App and web page records:

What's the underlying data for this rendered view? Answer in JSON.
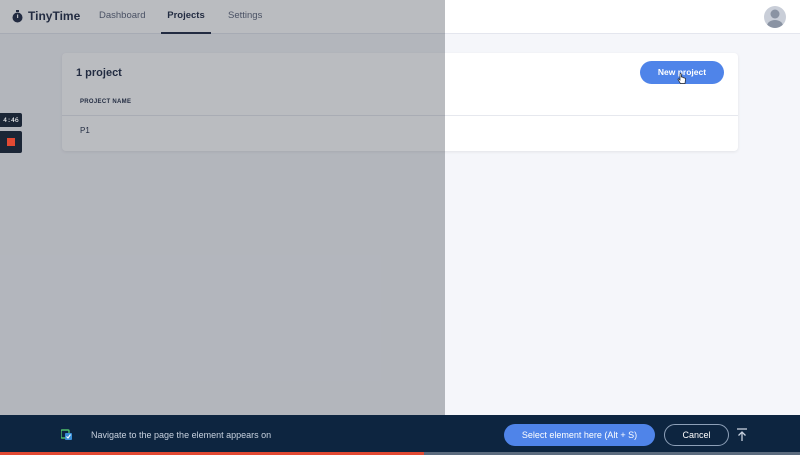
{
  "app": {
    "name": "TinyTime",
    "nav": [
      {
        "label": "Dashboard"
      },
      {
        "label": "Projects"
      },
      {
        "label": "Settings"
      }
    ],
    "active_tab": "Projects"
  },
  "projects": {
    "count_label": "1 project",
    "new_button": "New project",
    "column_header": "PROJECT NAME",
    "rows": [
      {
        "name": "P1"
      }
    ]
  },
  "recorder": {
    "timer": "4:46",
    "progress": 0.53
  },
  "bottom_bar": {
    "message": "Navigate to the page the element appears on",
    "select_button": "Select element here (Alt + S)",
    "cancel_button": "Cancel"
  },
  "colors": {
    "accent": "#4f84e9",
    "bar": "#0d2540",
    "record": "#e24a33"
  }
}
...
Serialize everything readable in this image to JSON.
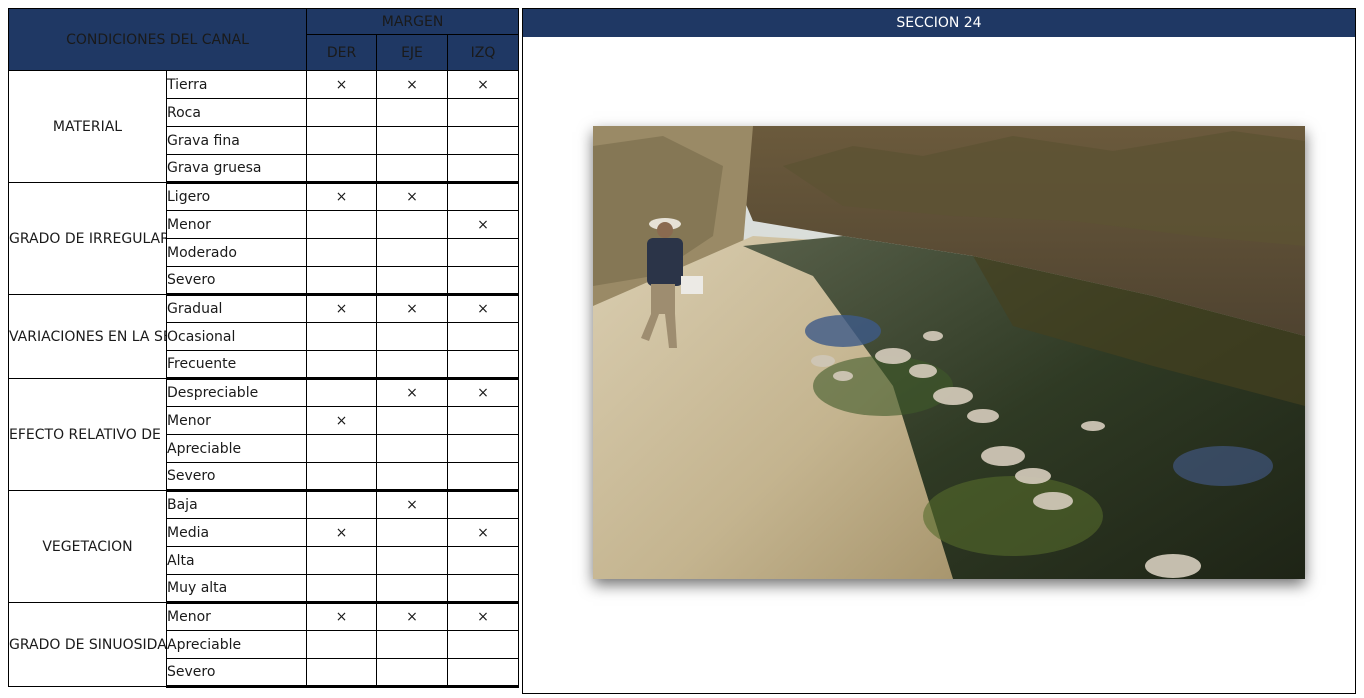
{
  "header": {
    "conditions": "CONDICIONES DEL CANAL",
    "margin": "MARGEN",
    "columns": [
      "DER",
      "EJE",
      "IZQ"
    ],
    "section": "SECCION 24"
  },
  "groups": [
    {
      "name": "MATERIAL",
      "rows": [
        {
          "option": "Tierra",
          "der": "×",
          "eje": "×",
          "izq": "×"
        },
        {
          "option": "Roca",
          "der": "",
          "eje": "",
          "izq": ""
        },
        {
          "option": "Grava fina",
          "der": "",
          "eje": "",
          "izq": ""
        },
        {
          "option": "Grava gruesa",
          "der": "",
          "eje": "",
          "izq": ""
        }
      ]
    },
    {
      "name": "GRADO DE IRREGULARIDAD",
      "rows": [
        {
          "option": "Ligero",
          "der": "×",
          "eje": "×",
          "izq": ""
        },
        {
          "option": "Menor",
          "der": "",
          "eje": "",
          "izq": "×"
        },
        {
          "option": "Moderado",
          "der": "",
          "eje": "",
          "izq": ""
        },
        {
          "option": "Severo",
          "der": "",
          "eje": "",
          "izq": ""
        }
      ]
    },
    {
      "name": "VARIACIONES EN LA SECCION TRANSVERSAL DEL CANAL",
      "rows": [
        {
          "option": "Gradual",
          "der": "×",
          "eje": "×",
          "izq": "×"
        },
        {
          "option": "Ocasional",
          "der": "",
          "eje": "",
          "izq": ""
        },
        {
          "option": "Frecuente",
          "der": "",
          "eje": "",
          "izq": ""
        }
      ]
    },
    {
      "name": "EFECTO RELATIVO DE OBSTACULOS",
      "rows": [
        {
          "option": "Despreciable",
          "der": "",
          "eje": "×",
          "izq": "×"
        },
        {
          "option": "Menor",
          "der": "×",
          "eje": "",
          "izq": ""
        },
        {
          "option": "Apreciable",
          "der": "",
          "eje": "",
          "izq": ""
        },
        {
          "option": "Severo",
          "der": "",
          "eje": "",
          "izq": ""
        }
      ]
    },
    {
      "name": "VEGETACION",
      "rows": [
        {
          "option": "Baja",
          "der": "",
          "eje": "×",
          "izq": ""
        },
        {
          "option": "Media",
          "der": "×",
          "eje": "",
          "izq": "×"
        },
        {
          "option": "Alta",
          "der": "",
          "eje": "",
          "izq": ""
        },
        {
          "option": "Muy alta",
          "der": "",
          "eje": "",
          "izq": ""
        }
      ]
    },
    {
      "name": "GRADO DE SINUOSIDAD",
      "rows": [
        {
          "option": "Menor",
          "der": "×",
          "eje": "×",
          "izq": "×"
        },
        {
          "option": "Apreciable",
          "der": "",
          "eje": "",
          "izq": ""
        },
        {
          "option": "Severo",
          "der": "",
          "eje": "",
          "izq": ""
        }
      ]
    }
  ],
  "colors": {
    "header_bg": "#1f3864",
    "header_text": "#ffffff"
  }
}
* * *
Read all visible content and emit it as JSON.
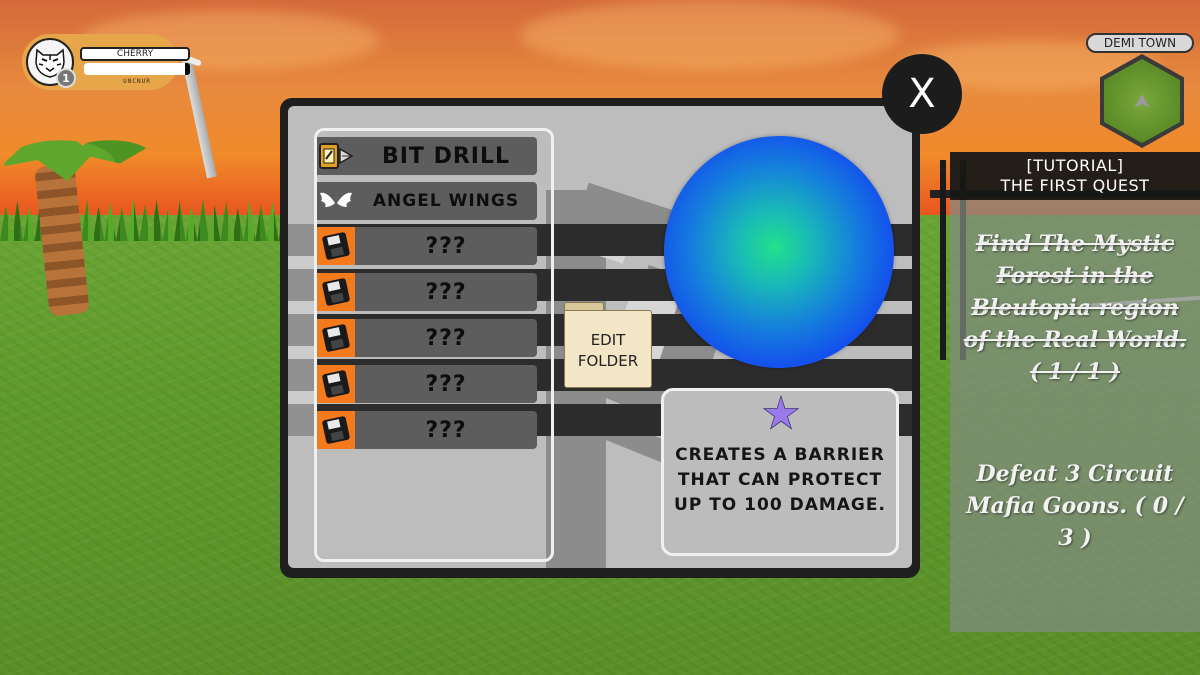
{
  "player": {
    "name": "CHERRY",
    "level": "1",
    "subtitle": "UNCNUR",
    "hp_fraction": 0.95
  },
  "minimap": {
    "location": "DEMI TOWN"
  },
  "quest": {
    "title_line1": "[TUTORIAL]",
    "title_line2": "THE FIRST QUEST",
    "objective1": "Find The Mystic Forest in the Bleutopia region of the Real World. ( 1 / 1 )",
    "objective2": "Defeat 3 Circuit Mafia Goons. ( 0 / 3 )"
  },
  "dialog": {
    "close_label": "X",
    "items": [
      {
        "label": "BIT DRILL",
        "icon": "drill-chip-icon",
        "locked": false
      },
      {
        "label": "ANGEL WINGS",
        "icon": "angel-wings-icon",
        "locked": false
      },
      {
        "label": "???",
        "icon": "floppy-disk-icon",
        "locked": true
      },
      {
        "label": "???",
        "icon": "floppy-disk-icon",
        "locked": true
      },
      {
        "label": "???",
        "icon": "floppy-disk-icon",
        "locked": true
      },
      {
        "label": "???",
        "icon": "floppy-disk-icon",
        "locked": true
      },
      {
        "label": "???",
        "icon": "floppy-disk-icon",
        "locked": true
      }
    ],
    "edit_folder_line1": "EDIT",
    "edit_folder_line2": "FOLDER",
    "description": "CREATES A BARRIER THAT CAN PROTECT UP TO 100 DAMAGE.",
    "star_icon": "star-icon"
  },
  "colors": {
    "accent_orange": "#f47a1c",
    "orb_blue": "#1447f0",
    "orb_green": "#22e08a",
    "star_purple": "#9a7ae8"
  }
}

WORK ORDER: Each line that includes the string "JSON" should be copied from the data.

RESPONSE AREA:
What's the underlying data for this rendered view? Answer in JSON.
Serialize everything readable in this image to JSON.
Read all visible content and emit it as JSON.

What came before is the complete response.